Dr. Kelsey is passionate about education and has presented at international meetings on the subject of blood coagulation, deep venous thrombosis, prophylaxis, and the treatment of other venous disease. Dr. Kelsey is a member of the American College of Physicians, and serves as president of the alumni board of the M.S.U. College of Human Medicine.
Having spent most of her life in Michigan and active in the Grand Rapids community, Dr. Kelsey is a member of the American College of Phlebology, the American Venous Forum, the American Medical Association, Michigan State Medical Society and the Kent County Medical Society.
After these rewarding professional milestones, Dr. Kelsey is proud to now serve on the team at Center for Vein Restoration, where the physicians have rededicated their careers to bringing relief to patients coping with venous disease.
“My interest in venous disease started in my second year of medical school. Between our second year and third year of medical school we had an eight-week break. My mentor Dr. Hassouna suggested that I use that time to go to Hawaii and work with venous experts Bo Ecklof, MD and Robert Kisner, MD. That was really my orientation into venous disease. The years that followed, I studied thrombophilias at St. George’s Hospital in London and presented at the Penner International Coagulation Conference in Sophia, Bulgaria on Factor V Leiden, and Protein C and S deficiencies.”
Her dedication to providing state-of-the-art treatments comes at an important time –an estimated 40 million Americans now suffer from vein disease. Medical practice is rapidly advancing to reduce the suffering from painful symptoms, and yet it’s still too often an under-diagnosed condition.
“My interest continued into General Surgery Residency when I focused on DVT prevention in trauma patients and authored a paper in Journal of Hematology. When I completed my residency training, I worked as a general surgeon at Saint Mary’s Hospital in Grand Rapids for two years, and then left general surgery entirely to focus my career on venous disease. I have been at the Grand Rapids Vein Clinic – now Center for Vein Restoration — since that time.”
Dr. Kelsey describes her personal work in the field of venous insufficiency and areas where he has a particular focus:
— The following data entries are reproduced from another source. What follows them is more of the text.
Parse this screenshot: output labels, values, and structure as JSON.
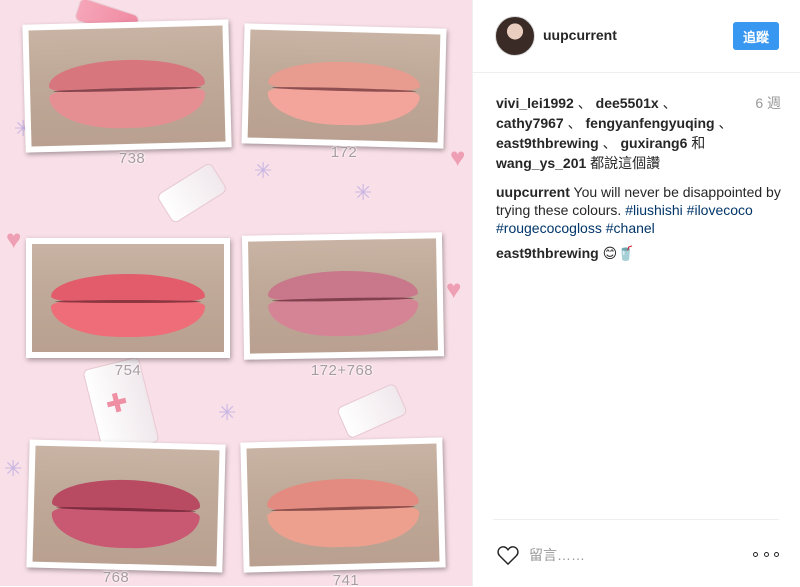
{
  "photo": {
    "swatches": [
      {
        "label": "738",
        "color_top": "#d8767e",
        "color_bottom": "#e58f93"
      },
      {
        "label": "172",
        "color_top": "#e89b8f",
        "color_bottom": "#f3a59c"
      },
      {
        "label": "754",
        "color_top": "#e25c6b",
        "color_bottom": "#ee6d78"
      },
      {
        "label": "172+768",
        "color_top": "#c8788a",
        "color_bottom": "#d58496"
      },
      {
        "label": "768",
        "color_top": "#b84a62",
        "color_bottom": "#c95872"
      },
      {
        "label": "741",
        "color_top": "#e38b80",
        "color_bottom": "#eea08f"
      }
    ],
    "background_color": "#f9dfe7"
  },
  "post": {
    "author": "uupcurrent",
    "follow_label": "追蹤",
    "likes": {
      "users": [
        "vivi_lei1992",
        "dee5501x",
        "cathy7967",
        "fengyanfengyuqing",
        "east9thbrewing",
        "guxirang6",
        "wang_ys_201"
      ],
      "separator": " 、 ",
      "and_text": " 和 ",
      "suffix": " 都說這個讚"
    },
    "time_ago": "6 週",
    "caption": {
      "username": "uupcurrent",
      "text": "You will never be disappointed by trying these colours.",
      "hashtags": [
        "#liushishi",
        "#ilovecoco",
        "#rougecocogloss",
        "#chanel"
      ]
    },
    "comments": [
      {
        "username": "east9thbrewing",
        "text": "😊🥤"
      }
    ],
    "comment_placeholder": "留言……"
  },
  "colors": {
    "accent": "#3897f0",
    "hashtag": "#003569",
    "muted": "#999999"
  }
}
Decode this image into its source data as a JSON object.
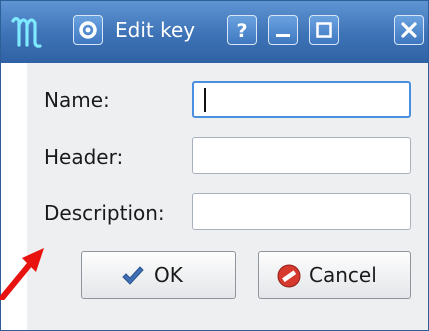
{
  "window": {
    "title": "Edit key",
    "icons": {
      "logo": "mv-logo-icon",
      "settings": "gear-icon",
      "help": "help-icon",
      "minimize": "minimize-icon",
      "maximize": "maximize-icon",
      "close": "close-icon"
    },
    "help_glyph": "?",
    "accent_color": "#3d73b6"
  },
  "form": {
    "name_label": "Name:",
    "name_value": "",
    "header_label": "Header:",
    "header_value": "",
    "description_label": "Description:",
    "description_value": ""
  },
  "buttons": {
    "ok_label": "OK",
    "ok_icon": "checkmark-icon",
    "cancel_label": "Cancel",
    "cancel_icon": "no-entry-icon"
  },
  "annotation": {
    "arrow_icon": "red-arrow-icon",
    "arrow_color": "#e8120f"
  }
}
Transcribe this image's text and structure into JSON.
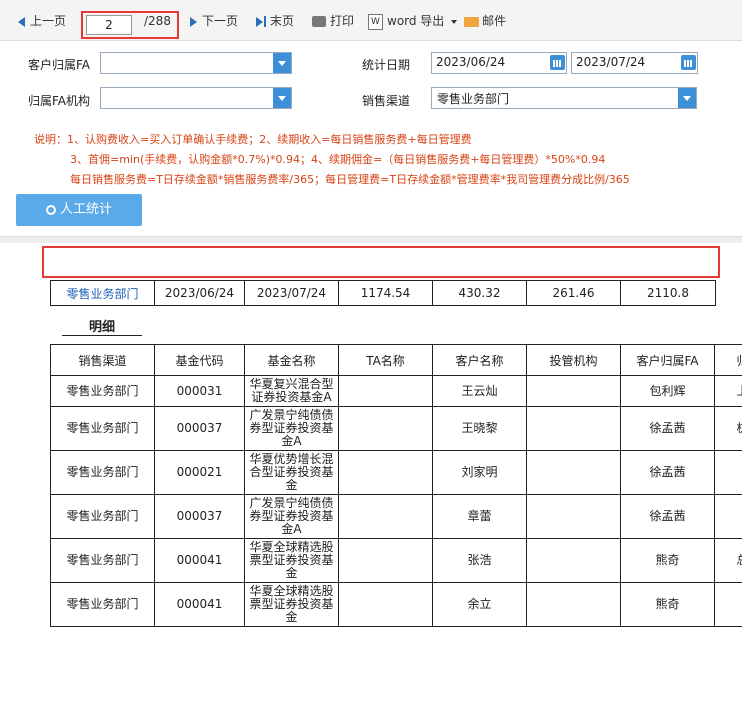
{
  "toolbar": {
    "prev_label": "上一页",
    "page_current": "2",
    "page_total": "/288",
    "next_label": "下一页",
    "last_label": "末页",
    "print_label": "打印",
    "word_label": "word 导出",
    "mail_label": "邮件"
  },
  "filters": {
    "fa_label": "客户归属FA",
    "fa_value": "",
    "org_label": "归属FA机构",
    "org_value": "",
    "date_label": "统计日期",
    "date_from": "2023/06/24",
    "date_to": "2023/07/24",
    "channel_label": "销售渠道",
    "channel_value": "零售业务部门"
  },
  "notes": {
    "line1": "说明：1、认购费收入=买入订单确认手续费；2、续期收入=每日销售服务费+每日管理费",
    "line2": "3、首佣=min(手续费，认购金额*0.7%)*0.94；4、续期佣金=（每日销售服务费+每日管理费）*50%*0.94",
    "line3": "每日销售服务费=T日存续金额*销售服务费率/365；每日管理费=T日存续金额*管理费率*我司管理费分成比例/365"
  },
  "manual_button": "人工统计",
  "summary": [
    "零售业务部门",
    "2023/06/24",
    "2023/07/24",
    "1174.54",
    "430.32",
    "261.46",
    "2110.8"
  ],
  "detail_title": "明细",
  "detail_headers": [
    "销售渠道",
    "基金代码",
    "基金名称",
    "TA名称",
    "客户名称",
    "投管机构",
    "客户归属FA",
    "归"
  ],
  "detail_rows": [
    [
      "零售业务部门",
      "000031",
      "华夏复兴混合型证券投资基金A",
      "",
      "王云灿",
      "",
      "包利辉",
      "上"
    ],
    [
      "零售业务部门",
      "000037",
      "广发景宁纯债债券型证券投资基金A",
      "",
      "王晓黎",
      "",
      "徐孟茜",
      "杭"
    ],
    [
      "零售业务部门",
      "000021",
      "华夏优势增长混合型证券投资基金",
      "",
      "刘家明",
      "",
      "徐孟茜",
      ""
    ],
    [
      "零售业务部门",
      "000037",
      "广发景宁纯债债券型证券投资基金A",
      "",
      "章蕾",
      "",
      "徐孟茜",
      ""
    ],
    [
      "零售业务部门",
      "000041",
      "华夏全球精选股票型证券投资基金",
      "",
      "张浩",
      "",
      "熊奇",
      "总"
    ],
    [
      "零售业务部门",
      "000041",
      "华夏全球精选股票型证券投资基金",
      "",
      "余立",
      "",
      "熊奇",
      ""
    ]
  ]
}
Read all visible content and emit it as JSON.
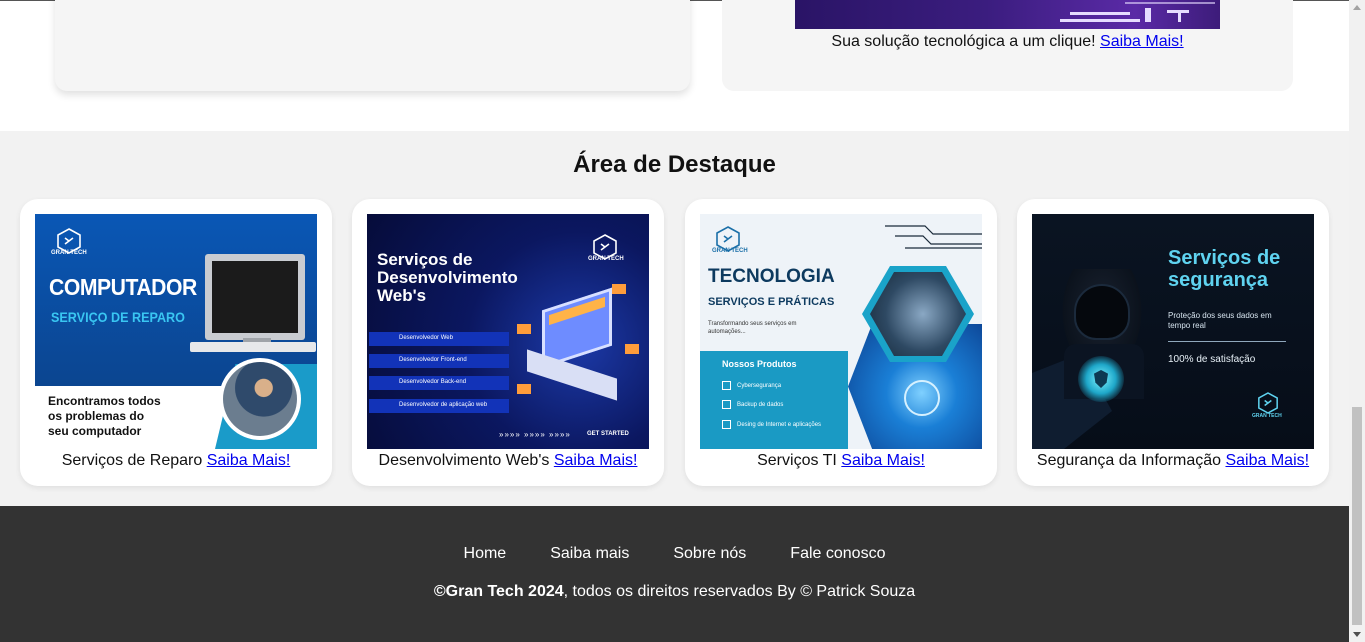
{
  "previous_section": {
    "right_card_text": "Sua solução tecnológica a um clique!",
    "right_card_link": "Saiba Mais!"
  },
  "highlight": {
    "title": "Área de Destaque",
    "cards": [
      {
        "caption": "Serviços de Reparo",
        "link": "Saiba Mais!",
        "image": {
          "brand": "GRAN TECH",
          "heading": "COMPUTADOR",
          "subheading": "SERVIÇO DE REPARO",
          "tagline_1": "Encontramos todos",
          "tagline_2": "os problemas do",
          "tagline_3": "seu computador"
        }
      },
      {
        "caption": "Desenvolvimento Web's",
        "link": "Saiba Mais!",
        "image": {
          "brand": "GRAN TECH",
          "heading_1": "Serviços de",
          "heading_2": "Desenvolvimento",
          "heading_3": "Web's",
          "items": [
            "Desenvolvedor Web",
            "Desenvolvedor Front-end",
            "Desenvolvedor Back-end",
            "Desenvolvedor de aplicação web"
          ],
          "arrows": "»»»» »»»» »»»»",
          "cta": "GET STARTED"
        }
      },
      {
        "caption": "Serviços TI",
        "link": "Saiba Mais!",
        "image": {
          "brand": "GRAN TECH",
          "heading": "TECNOLOGIA",
          "subheading": "SERVIÇOS E PRÁTICAS",
          "intro_1": "Transformando seus serviços em",
          "intro_2": "automações...",
          "products_title": "Nossos Produtos",
          "products": [
            "Cybersegurança",
            "Backup de dados",
            "Desing de Internet e aplicações"
          ]
        }
      },
      {
        "caption": "Segurança da Informação",
        "link": "Saiba Mais!",
        "image": {
          "brand": "GRAN TECH",
          "heading_1": "Serviços de",
          "heading_2": "segurança",
          "desc_1": "Proteção dos seus dados em",
          "desc_2": "tempo real",
          "satisfaction": "100% de satisfação"
        }
      }
    ]
  },
  "footer": {
    "nav": [
      "Home",
      "Saiba mais",
      "Sobre nós",
      "Fale conosco"
    ],
    "copyright_bold": "©Gran Tech 2024",
    "copyright_rest": ", todos os direitos reservados By © Patrick Souza"
  }
}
“Although I enjoy all facets of my practice, my special interest outside the treatment of superficial venous disease continues to be the prevention of venous thromboembolic events. To that end, I have given many presentations helping to educate physicians, having helped establish protocols for rehabilitation hospitals and outpatient surgical centers to assess VTE risk, use appropriate prophylaxis, and treat DVT.”